> **EXERCISE AIM**
Please give the listing again in its entirety, exactly as written.

━━━━━━━━━━

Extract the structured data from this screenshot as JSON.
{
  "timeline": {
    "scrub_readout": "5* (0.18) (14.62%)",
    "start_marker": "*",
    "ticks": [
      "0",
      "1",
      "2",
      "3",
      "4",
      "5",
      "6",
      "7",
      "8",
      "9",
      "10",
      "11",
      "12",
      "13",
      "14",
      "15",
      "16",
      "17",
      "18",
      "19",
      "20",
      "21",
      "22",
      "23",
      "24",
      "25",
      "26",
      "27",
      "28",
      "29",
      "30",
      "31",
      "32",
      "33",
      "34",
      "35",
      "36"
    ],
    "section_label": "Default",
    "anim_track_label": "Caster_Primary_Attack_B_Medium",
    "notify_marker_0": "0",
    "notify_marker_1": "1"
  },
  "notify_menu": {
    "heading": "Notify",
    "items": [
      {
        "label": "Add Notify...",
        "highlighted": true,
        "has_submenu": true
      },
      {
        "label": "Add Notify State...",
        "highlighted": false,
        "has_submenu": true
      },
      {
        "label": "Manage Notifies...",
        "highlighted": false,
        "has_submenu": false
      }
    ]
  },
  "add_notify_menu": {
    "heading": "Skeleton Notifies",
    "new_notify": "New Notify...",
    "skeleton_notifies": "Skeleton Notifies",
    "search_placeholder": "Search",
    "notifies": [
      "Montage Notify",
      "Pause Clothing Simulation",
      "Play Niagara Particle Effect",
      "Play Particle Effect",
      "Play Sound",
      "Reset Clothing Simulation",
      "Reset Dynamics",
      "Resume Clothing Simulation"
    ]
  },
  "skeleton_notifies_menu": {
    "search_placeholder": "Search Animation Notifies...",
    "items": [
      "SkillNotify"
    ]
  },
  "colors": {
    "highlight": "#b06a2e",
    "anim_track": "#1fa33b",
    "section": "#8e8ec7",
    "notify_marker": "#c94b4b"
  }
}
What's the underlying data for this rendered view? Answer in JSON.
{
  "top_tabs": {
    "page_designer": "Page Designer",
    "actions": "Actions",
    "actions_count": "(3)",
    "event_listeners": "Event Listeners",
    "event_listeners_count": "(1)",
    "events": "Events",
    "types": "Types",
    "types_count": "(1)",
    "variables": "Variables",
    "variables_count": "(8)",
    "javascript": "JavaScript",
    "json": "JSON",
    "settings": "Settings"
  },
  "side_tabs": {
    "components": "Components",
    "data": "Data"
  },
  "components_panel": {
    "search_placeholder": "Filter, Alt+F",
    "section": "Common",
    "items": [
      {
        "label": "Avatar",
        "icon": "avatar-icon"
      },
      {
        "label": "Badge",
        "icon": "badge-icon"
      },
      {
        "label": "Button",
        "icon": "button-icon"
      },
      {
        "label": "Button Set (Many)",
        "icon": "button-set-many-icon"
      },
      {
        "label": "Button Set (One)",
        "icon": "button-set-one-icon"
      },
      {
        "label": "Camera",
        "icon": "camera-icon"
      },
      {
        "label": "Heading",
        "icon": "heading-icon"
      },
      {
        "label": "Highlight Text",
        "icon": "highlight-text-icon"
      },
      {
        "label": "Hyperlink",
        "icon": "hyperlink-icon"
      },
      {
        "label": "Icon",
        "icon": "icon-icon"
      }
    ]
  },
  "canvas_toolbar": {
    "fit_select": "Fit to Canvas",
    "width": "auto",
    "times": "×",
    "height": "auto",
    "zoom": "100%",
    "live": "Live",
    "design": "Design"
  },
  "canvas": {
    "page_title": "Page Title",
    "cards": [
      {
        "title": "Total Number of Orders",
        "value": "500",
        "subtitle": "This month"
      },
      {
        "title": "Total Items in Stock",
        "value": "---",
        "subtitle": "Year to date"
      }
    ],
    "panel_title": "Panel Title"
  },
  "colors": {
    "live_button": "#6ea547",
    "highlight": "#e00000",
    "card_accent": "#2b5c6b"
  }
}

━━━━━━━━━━

> **WRITTEN REPLY**
Extract the structured data from this screenshot as JSON.
{
  "timeline": {
    "scrub_readout": "5* (0.18) (14.62%)",
    "start_marker": "*",
    "ticks": [
      "0",
      "1",
      "2",
      "3",
      "4",
      "5",
      "6",
      "7",
      "8",
      "9",
      "10",
      "11",
      "12",
      "13",
      "14",
      "15",
      "16",
      "17",
      "18",
      "19",
      "20",
      "21",
      "22",
      "23",
      "24",
      "25",
      "26",
      "27",
      "28",
      "29",
      "30",
      "31",
      "32",
      "33",
      "34",
      "35",
      "36"
    ],
    "section_label": "Default",
    "anim_track_label": "Caster_Primary_Attack_B_Medium",
    "notify_marker_0": "0",
    "notify_marker_1": "1"
  },
  "notify_menu": {
    "heading": "Notify",
    "items": [
      {
        "label": "Add Notify...",
        "highlighted": true,
        "has_submenu": true
      },
      {
        "label": "Add Notify State...",
        "highlighted": false,
        "has_submenu": true
      },
      {
        "label": "Manage Notifies...",
        "highlighted": false,
        "has_submenu": false
      }
    ]
  },
  "add_notify_menu": {
    "heading": "Skeleton Notifies",
    "new_notify": "New Notify...",
    "skeleton_notifies": "Skeleton Notifies",
    "search_placeholder": "Search",
    "notifies": [
      "Montage Notify",
      "Pause Clothing Simulation",
      "Play Niagara Particle Effect",
      "Play Particle Effect",
      "Play Sound",
      "Reset Clothing Simulation",
      "Reset Dynamics",
      "Resume Clothing Simulation"
    ]
  },
  "skeleton_notifies_menu": {
    "search_placeholder": "Search Animation Notifies...",
    "items": [
      "SkillNotify"
    ]
  },
  "colors": {
    "highlight": "#b06a2e",
    "anim_track": "#1fa33b",
    "section": "#8e8ec7",
    "notify_marker": "#c94b4b"
  }
}
What's the underlying data for this rendered view? Answer in JSON.
{
  "top_tabs": {
    "page_designer": "Page Designer",
    "actions": "Actions",
    "actions_count": "(3)",
    "event_listeners": "Event Listeners",
    "event_listeners_count": "(1)",
    "events": "Events",
    "types": "Types",
    "types_count": "(1)",
    "variables": "Variables",
    "variables_count": "(8)",
    "javascript": "JavaScript",
    "json": "JSON",
    "settings": "Settings"
  },
  "side_tabs": {
    "components": "Components",
    "data": "Data"
  },
  "components_panel": {
    "search_placeholder": "Filter, Alt+F",
    "section": "Common",
    "items": [
      {
        "label": "Avatar",
        "icon": "avatar-icon"
      },
      {
        "label": "Badge",
        "icon": "badge-icon"
      },
      {
        "label": "Button",
        "icon": "button-icon"
      },
      {
        "label": "Button Set (Many)",
        "icon": "button-set-many-icon"
      },
      {
        "label": "Button Set (One)",
        "icon": "button-set-one-icon"
      },
      {
        "label": "Camera",
        "icon": "camera-icon"
      },
      {
        "label": "Heading",
        "icon": "heading-icon"
      },
      {
        "label": "Highlight Text",
        "icon": "highlight-text-icon"
      },
      {
        "label": "Hyperlink",
        "icon": "hyperlink-icon"
      },
      {
        "label": "Icon",
        "icon": "icon-icon"
      }
    ]
  },
  "canvas_toolbar": {
    "fit_select": "Fit to Canvas",
    "width": "auto",
    "times": "×",
    "height": "auto",
    "zoom": "100%",
    "live": "Live",
    "design": "Design"
  },
  "canvas": {
    "page_title": "Page Title",
    "cards": [
      {
        "title": "Total Number of Orders",
        "value": "500",
        "subtitle": "This month"
      },
      {
        "title": "Total Items in Stock",
        "value": "---",
        "subtitle": "Year to date"
      }
    ],
    "panel_title": "Panel Title"
  },
  "colors": {
    "live_button": "#6ea547",
    "highlight": "#e00000",
    "card_accent": "#2b5c6b"
  }
}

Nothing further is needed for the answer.